Well, where should I start? I always wanted to be a cop, ever since I saw my uncle dressed in his CPD uniform heading out to work when I was 4 years old. I grew up in Bridgeport, where I remember seeing a lot of hard working people who struggled to get by and enjoyed the closeness of family and friends. Hard work was a way of life for a lot of families and you could see that in their faces.
When I was 14 I went into the Foster Care system, eventually winding up at Mercy Boy’s Home at Jackson and Racine. The Chicago Police Academy was right down the street so I would always think to myself, ”Hey, I’m getting closer.”
I joined the 933rd Military Police Army National Guard Unit in 1983, in hopes that it would better my chances of getting on the Chicago Police Department. I made friends there that I still keep in touch with and even traveled to the Philippines with my Unit, something that I will treasure for the rest of my life.
I worked at Mercy Boy’s Home and had a small apartment in Bridgeport, when in November of 1986, on a Friday afternoon, I got the CALL! I was to start the following Monday and I have to tell you it was one of the HAPPIEST days of my life. To have this job meant fulfilling a dream, having a career, and making a positive impact with my life. This was one of my dreams that came true.
When I graduated I was assigned to the 21st District. Back in the day where they told you, “Keep your eyes open and your mouth shut.” There was an awesome amount of respect that was shown to the officers with more time on. That’s the way it was. I had a great time. I considered the people that I worked with my family. When I got married in 1988, half the room was filled with family from my wife’s side, the other half was filled with my police family from 021.
I eventually wanted to try something different and I transferred over to the 7th District. I had the time of my life. I got on the Tact team there and I was living the dream. I made friends there and time just flew by. I enjoyed the adrenaline rush from getting the guns and doing the warrants, it was a great time to be in 007. Just about had that Hill Street Blues mentality written all over it.

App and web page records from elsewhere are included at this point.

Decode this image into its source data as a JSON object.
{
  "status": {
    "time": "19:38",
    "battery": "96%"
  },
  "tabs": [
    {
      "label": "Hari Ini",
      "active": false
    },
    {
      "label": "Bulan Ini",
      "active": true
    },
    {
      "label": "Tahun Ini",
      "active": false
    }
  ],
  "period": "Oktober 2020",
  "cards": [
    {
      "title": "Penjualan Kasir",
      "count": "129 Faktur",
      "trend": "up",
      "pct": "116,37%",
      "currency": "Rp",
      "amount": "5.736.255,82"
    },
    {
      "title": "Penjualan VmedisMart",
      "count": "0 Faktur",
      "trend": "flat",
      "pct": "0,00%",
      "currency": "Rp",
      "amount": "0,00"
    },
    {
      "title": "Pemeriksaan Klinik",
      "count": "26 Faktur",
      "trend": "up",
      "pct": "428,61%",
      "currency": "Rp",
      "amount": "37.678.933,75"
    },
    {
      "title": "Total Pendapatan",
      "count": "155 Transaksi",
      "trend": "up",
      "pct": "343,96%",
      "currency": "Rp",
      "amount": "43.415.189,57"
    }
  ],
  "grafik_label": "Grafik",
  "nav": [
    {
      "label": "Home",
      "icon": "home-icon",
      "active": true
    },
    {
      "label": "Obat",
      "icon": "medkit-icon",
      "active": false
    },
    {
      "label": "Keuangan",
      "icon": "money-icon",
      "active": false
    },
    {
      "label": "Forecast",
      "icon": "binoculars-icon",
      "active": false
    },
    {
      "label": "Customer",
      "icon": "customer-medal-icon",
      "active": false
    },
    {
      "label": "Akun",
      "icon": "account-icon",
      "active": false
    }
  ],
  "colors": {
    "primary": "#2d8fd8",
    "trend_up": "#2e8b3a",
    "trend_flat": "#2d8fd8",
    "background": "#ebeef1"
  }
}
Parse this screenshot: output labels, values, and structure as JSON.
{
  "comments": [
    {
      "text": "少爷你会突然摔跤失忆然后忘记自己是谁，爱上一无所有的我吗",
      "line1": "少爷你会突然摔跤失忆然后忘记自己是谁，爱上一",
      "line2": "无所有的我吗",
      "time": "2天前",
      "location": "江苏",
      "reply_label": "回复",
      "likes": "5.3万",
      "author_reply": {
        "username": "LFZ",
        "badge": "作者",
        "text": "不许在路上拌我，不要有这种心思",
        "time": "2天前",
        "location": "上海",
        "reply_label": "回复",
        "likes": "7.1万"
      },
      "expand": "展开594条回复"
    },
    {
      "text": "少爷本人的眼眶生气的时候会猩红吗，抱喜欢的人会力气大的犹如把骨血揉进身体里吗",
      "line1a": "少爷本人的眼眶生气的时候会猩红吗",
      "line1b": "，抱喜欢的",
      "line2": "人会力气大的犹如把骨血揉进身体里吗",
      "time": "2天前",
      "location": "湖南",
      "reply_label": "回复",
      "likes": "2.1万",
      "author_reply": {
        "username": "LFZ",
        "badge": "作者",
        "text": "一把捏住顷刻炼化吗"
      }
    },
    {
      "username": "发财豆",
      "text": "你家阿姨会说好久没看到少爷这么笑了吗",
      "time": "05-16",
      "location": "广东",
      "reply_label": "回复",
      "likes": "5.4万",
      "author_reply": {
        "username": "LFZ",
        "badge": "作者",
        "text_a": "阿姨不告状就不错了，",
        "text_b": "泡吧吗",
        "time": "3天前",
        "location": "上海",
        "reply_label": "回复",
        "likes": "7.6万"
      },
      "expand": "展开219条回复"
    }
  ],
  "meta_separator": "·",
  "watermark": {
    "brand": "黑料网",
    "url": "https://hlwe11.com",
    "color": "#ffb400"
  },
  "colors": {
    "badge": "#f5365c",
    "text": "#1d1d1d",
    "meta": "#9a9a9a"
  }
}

In late September of 1994, I transferred over to the Narcotics Unit. I think I was there about 10 working days when I got shot three times during the execution of a Search Warrant. I came about as close to dying as it gets. By the grace of God, and the excellent emergency care at Northwestern, I survived.
When I got home all I could do was think about getting back to work, to put this tragedy behind me. But I was doing something that I have always done, looking forward to tomorrow to get away from the past. I struggled with a lot of things during my recovery, but one thing that I felt was helpful was talking to people who have already been through it. I was fortunate enough to talk to Joe Sosnowski and Wilbur Pierce, both who had been shot about a year before I was. The meeting was amazing, these guys totally understood what was going on because they lived it themselves.
In 1996, myself and 8 other officers formed the Police Survivors. We addressed issues dealing with the recovery aspect of our injuries. I think that we have had a positive impact and have helped a lot of officers along the way. Our basic philosophy was that we wanted to assist in any way that we could, in a quiet and confidential way. We did this with a great deal of help from people who supported our organization over the years.
Now, fast forward, I’m assigned to the Area Three HGS Unit, once again making friends that will last a lifetime. I really look forward to going to work and being with Chicago’s Finest, still a part of this family.
I am a member of the Blue Knights Illinois 11 M/C Club (I Love Riding Motorcycles), I am a strong supporter and Alumni of Mercy Boy’s Home (I wouldn’t be where I am today without them!) and a founding member of the Police Survivors (Taking Care Of Our Own!).
I am still married, have 4 children, 6-17, and my niece has lived with us since she was 15 and is now 22, is in the Air Force National Guard and attending College. Life is Good!
I am proud that the Chicago Police Memorial exists. There is something special about it. It’s like life in Chicago, moments of peace and serenity as you stand there to pay your respects to our officers, and then traffic or a game at Soldier Field, where life seems to go on at a faster pace. Almost a reflection of a police officer’s life, some moments of quiet and then the adrenaline rush…
Thank you for this honor, to be a part of something so great, once again.